Day 1 Your Style, Your BudgetStep 1Step 2Step 3
Before you can learn how best to get your shopping to support your life, you should know your starting point. We’re going to take a close look at your shopping habits to see what you tend to spend money on: Do you ever buy things on impulse and then never wear them? Do you buy things on sale but find that they fall apart after six months? Are you a trend-chaser who has a closet full of items that are no longer in style? Or are you the kind of person who exceeds your budget buying high-priced designer items?
Go into your Financial Inbox and take a look at all the transactions in your Shopping folder. (If you haven’t yet linked your accounts to LearnVest, get started now. While using the Financial Inbox is the easiest way to do this exercise, you can also participate by combing through your most recent credit card statements.)
Find your last 12 fashion and beauty expenses and note the cost for each. Enter that information and answer the questions in the LearnVest Purchase Appraiser below to get a rating of each purchase and an overall summary of your shopping habits.
search further, put this back. You can do better.
Total Amount Spent On:
As you filled out this calculator, you probably began noticing trends. Perhaps you found yourself rating a lot of items that didn’t exactly make your heart beat faster, or ones that weren’t particularly useful.
To get the most out of this exercise, pick out your three most common bad shopping habits. Take out a pen and paper and examine each bad purchase to see what its weak point is. Then, pick out your top three shopping weaknesses. Maybe you buy a lot of things in the same style (if you have ten white t-shirts, this could be you!). Or—and this is probably the most financially detrimental habit—you could be buying a lot of expensive items that stretch your bank account.
Next, come up with a new shopping rule of thumb that will prevent you from giving into your shopping weaknesses. Here are some of the most common bad shopping habits and ways to address them:
Bad Shopping Habits
- Don't Love
- Not Useful
- Over Budget
- Too Similar
- Too Trendy
Buying things you aren’t in love with:
Next time you’re on your way to the cash register, take a cold, hard look at what you have in your hands. Does it excite you and make you dream of all the places you can wear it? Or are you just buying this item because you’re bored and any old purchase will distract you?
From now on, only buy things you love. Life is too short to settle for anything but the best.
Spending on items that aren’t very useful:
If only it weren't true: So often the items we love just aren't all that useful. For instance, maybe you adore that thrift-store fur stole, but you’ve only worn it once since buying it last year. Now it’s crowding your drawer along with other once-worn things: eBay finds, baubles your girlfriends urged you to splurge on, the fallout from post-breakup shopping sprees.
When you’re about to buy something, ask yourself if you’ll wear it at least three times in the next three months. If it’s clothing for a special occasion, don’t buy it if you’ve bought another special occasion piece in the last six months.

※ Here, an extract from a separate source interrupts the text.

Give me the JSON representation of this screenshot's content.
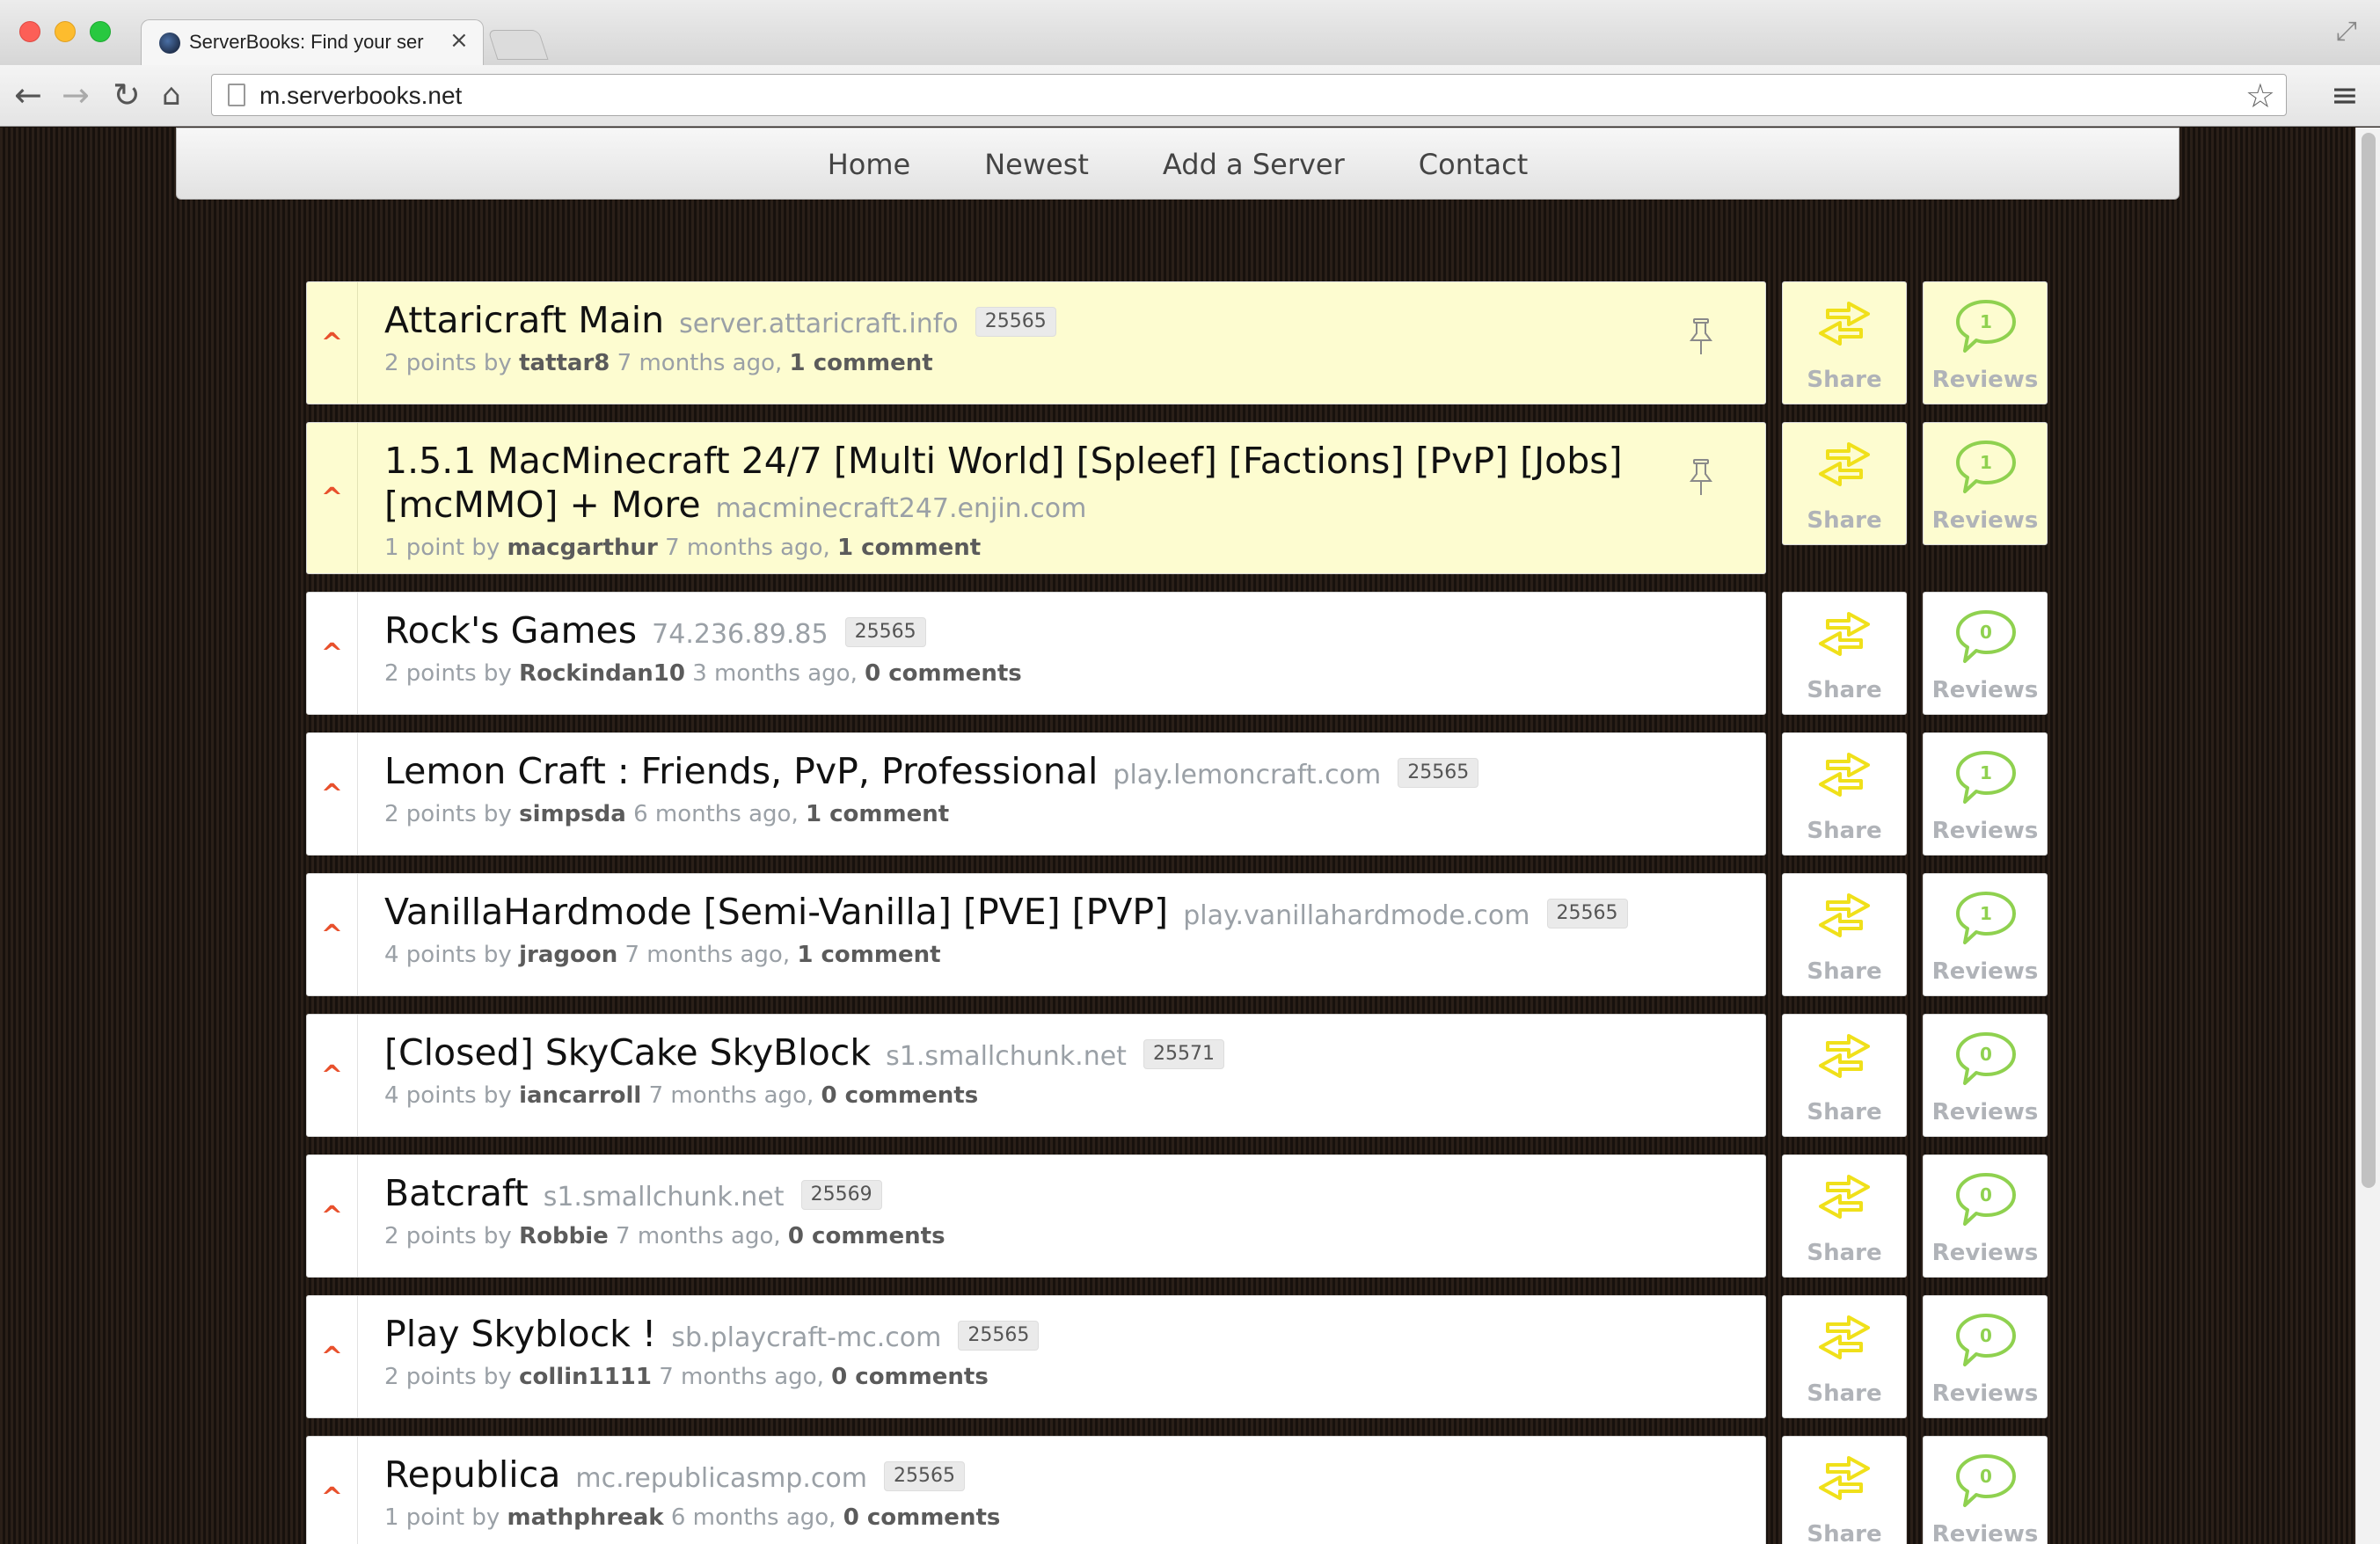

Going over budget:
If you buy something you can’t afford, remember: It’s never stylish to be broke. Nowadays, no one has to spend a lot of money to look good. If you are resourceful enough, you can look fashionable on any budget. In fact, having a small budget can be fun, because it requires more creativity. You’ll appreciate a compliment for an outfit of Goodwill and eBay finds more than you would for a $500 pair of shoes.
Sell any designer duds you don't wear much anymore. (In Day 7, we'll reveal our tips on making a profit from your clothing.) Then, when you want to purchase something out of your budget, force yourself to make other cuts in your budget in order to save for it, and only buy it when you can pay for the entire cost upfront.
Buying too many of the same kind of item:
We’re all for knowing what looks good on you and for sticking to flattering shapes and styles. But at a certain point, it becomes overkill. You don’t really need seven black blazers or five gold clutches or six white tank tops, no matter how useful they are or how “different” you think they are from each other.
Hold a clothing swap. Gather your most stylish friends and revive everyone’s closets at once by playing musical chairs with each other’s discards. Force yourself to get rid of redundancies in your closet, and go outside of your comfort zone when making your selections. (In Day 2, we'll show you how to hold a successful swap.) And for your real shopping forays, set a moratorium on your overkill items, i.e. "No more black blazers until the ones I have are falling apart."
Buying trendy items:
Trendy items are fun, and it’s not terrible to buy one or two here or there, but if you succumb to every trend, you’ll end up with a lot of stuff you don’t want and little of what you actually need: money for a house, a car, student loans, travel, education, retirement, etc.
Stock up on the essentials (detailed later in this bootcamp), and then limit yourself to one or two trendy items per season. Bonus points if you pinpoint trends that have staying power, such as animal prints over neon. Everything else you buy must be a longer-term investment.
WHAT'S THE WORST FASHION PURCHASE YOU'VE EVER MADE?